Could you return the entire listing below exactly as written?
++++++++
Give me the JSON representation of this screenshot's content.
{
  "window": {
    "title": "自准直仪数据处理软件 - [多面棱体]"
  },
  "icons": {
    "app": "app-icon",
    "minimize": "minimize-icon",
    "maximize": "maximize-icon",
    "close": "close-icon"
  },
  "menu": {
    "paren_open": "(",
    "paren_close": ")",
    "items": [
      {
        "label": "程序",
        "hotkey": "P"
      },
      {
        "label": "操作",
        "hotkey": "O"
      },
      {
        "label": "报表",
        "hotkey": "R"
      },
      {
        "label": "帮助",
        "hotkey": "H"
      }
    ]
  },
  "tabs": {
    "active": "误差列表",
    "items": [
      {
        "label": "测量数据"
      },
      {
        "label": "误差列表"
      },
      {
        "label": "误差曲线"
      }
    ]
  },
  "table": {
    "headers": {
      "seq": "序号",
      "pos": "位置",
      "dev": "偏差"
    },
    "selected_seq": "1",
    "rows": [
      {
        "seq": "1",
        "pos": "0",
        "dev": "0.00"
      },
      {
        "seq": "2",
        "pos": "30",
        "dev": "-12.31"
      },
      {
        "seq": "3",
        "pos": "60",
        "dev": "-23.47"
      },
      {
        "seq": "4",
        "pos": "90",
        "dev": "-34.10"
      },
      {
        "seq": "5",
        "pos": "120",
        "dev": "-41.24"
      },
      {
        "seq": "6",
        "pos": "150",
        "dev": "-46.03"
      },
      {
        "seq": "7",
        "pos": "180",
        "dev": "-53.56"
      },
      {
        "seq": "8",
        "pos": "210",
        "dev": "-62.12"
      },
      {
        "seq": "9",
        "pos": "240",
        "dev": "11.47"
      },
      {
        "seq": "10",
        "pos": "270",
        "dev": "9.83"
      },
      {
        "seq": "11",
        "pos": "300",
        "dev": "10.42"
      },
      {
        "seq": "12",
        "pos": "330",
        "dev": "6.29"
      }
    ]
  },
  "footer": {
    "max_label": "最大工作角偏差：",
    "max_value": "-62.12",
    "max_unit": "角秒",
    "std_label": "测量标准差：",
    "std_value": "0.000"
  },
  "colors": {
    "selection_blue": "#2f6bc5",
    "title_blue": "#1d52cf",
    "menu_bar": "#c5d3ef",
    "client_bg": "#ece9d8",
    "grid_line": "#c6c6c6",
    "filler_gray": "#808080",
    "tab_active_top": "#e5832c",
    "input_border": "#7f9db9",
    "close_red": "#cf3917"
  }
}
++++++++
Solution:
Give me the JSON representation of this screenshot's content.
{
  "window": {
    "title": "自准直仪数据处理软件 - [多面棱体]"
  },
  "icons": {
    "app": "app-icon",
    "minimize": "minimize-icon",
    "maximize": "maximize-icon",
    "close": "close-icon"
  },
  "menu": {
    "paren_open": "(",
    "paren_close": ")",
    "items": [
      {
        "label": "程序",
        "hotkey": "P"
      },
      {
        "label": "操作",
        "hotkey": "O"
      },
      {
        "label": "报表",
        "hotkey": "R"
      },
      {
        "label": "帮助",
        "hotkey": "H"
      }
    ]
  },
  "tabs": {
    "active": "误差列表",
    "items": [
      {
        "label": "测量数据"
      },
      {
        "label": "误差列表"
      },
      {
        "label": "误差曲线"
      }
    ]
  },
  "table": {
    "headers": {
      "seq": "序号",
      "pos": "位置",
      "dev": "偏差"
    },
    "selected_seq": "1",
    "rows": [
      {
        "seq": "1",
        "pos": "0",
        "dev": "0.00"
      },
      {
        "seq": "2",
        "pos": "30",
        "dev": "-12.31"
      },
      {
        "seq": "3",
        "pos": "60",
        "dev": "-23.47"
      },
      {
        "seq": "4",
        "pos": "90",
        "dev": "-34.10"
      },
      {
        "seq": "5",
        "pos": "120",
        "dev": "-41.24"
      },
      {
        "seq": "6",
        "pos": "150",
        "dev": "-46.03"
      },
      {
        "seq": "7",
        "pos": "180",
        "dev": "-53.56"
      },
      {
        "seq": "8",
        "pos": "210",
        "dev": "-62.12"
      },
      {
        "seq": "9",
        "pos": "240",
        "dev": "11.47"
      },
      {
        "seq": "10",
        "pos": "270",
        "dev": "9.83"
      },
      {
        "seq": "11",
        "pos": "300",
        "dev": "10.42"
      },
      {
        "seq": "12",
        "pos": "330",
        "dev": "6.29"
      }
    ]
  },
  "footer": {
    "max_label": "最大工作角偏差：",
    "max_value": "-62.12",
    "max_unit": "角秒",
    "std_label": "测量标准差：",
    "std_value": "0.000"
  },
  "colors": {
    "selection_blue": "#2f6bc5",
    "title_blue": "#1d52cf",
    "menu_bar": "#c5d3ef",
    "client_bg": "#ece9d8",
    "grid_line": "#c6c6c6",
    "filler_gray": "#808080",
    "tab_active_top": "#e5832c",
    "input_border": "#7f9db9",
    "close_red": "#cf3917"
  }
}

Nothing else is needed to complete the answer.